Targeting Natural Resource Corruption
Harnessing knowledge, generating evidence, and supporting innovative policy and practice for more effective anti-corruption programming
Convergence of wildlife crime and other forms of transnational organized crime in Eastern and Southern Africa
As wildlife crime has increased in seriousness and profitability, it has also developed corrupt support systems and associated illicit financial flows. This report aims to analyze these dynamics and the breadth of crime convergence related to the illegal wildlife trade (IWT) in Eastern and Southern Africa, as well as where on the wildlife crime value chain convergence is happening.
This report finds that corruption and money laundering are fundamental to organized crime. Thus, investigating and mitigating these should be integrated into all investigations. Where convergence is taking place, identifying corruption and the corrupt facilitators presents an opportunity to better understand other crime types and networks.
Furthermore, corruption is not only used to conduct crimes, but also to protect organized criminal groups, and it is often employed to derail investigations and prosecutions. This means that more needs to be done to identify, anticipate and manage the risks of corruption for investigations and prosecutions, as well as to build resilience to corruption within criminal justice organizations.
Overall, this report serves as a valuable tool for conservation practitioners seeking to understand the complex dynamics of the illegal wildlife trade and develop effective strategies to integrate into their programming. By highlighting the link between corruption and wildlife crime, this report provides important insights into the broader challenges of combating organized crime and ways to anticipate and manage the risks of corruption that facilitate such crimes.

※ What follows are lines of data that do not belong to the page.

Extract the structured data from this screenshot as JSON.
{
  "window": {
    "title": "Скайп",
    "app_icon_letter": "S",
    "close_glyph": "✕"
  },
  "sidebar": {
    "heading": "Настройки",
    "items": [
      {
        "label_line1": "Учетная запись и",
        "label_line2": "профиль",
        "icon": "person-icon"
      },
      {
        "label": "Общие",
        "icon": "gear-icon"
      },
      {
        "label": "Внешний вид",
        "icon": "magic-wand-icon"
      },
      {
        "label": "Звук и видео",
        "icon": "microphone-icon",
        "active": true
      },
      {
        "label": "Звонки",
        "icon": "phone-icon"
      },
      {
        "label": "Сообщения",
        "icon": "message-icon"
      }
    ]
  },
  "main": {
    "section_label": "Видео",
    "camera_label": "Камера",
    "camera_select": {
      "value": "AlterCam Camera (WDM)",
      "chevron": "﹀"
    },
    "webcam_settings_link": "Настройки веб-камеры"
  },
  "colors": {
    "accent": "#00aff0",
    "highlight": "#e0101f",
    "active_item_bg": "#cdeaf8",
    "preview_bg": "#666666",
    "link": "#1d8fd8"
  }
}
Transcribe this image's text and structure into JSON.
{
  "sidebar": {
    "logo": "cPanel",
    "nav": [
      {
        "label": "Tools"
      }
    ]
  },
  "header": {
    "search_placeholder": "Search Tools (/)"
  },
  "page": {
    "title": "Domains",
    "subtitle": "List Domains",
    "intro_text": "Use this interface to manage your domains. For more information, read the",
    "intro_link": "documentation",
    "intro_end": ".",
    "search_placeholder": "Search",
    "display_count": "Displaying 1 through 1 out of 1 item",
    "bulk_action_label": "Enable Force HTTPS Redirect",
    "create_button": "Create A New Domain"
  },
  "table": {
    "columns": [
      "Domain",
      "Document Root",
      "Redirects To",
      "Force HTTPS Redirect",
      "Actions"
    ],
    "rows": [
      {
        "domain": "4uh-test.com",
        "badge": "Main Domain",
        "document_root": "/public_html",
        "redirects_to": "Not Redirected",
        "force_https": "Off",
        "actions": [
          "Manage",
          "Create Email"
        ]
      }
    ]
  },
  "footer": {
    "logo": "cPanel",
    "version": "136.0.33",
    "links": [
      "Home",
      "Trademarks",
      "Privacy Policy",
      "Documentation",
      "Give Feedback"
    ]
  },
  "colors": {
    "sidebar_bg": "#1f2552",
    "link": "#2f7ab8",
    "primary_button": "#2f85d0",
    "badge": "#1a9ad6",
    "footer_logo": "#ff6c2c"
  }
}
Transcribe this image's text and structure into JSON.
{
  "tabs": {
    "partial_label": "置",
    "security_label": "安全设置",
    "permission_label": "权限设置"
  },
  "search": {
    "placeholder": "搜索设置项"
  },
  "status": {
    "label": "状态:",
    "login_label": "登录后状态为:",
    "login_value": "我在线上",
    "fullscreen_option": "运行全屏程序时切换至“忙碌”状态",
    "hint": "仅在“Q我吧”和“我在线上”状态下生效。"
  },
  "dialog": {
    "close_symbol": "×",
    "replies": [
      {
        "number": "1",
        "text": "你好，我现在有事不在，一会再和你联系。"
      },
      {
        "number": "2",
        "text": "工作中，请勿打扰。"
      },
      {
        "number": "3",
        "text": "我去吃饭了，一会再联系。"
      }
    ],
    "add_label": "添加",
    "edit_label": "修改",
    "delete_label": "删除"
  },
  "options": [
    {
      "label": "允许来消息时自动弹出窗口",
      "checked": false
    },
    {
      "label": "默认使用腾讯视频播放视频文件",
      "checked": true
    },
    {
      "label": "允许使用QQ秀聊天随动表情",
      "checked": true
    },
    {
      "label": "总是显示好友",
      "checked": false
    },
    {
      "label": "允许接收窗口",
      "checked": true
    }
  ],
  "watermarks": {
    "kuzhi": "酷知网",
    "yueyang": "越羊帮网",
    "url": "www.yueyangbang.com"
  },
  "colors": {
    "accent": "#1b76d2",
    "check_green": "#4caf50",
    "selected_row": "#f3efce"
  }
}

Image attribution: © naturepl.com / Jen Guyton / WWF; © Brian J. Skerry / National Geographic Stock / WWF; © Georgina Goodwin / Shoot The Earth / WWF-UK; © Hkun Lat / WWF-Aus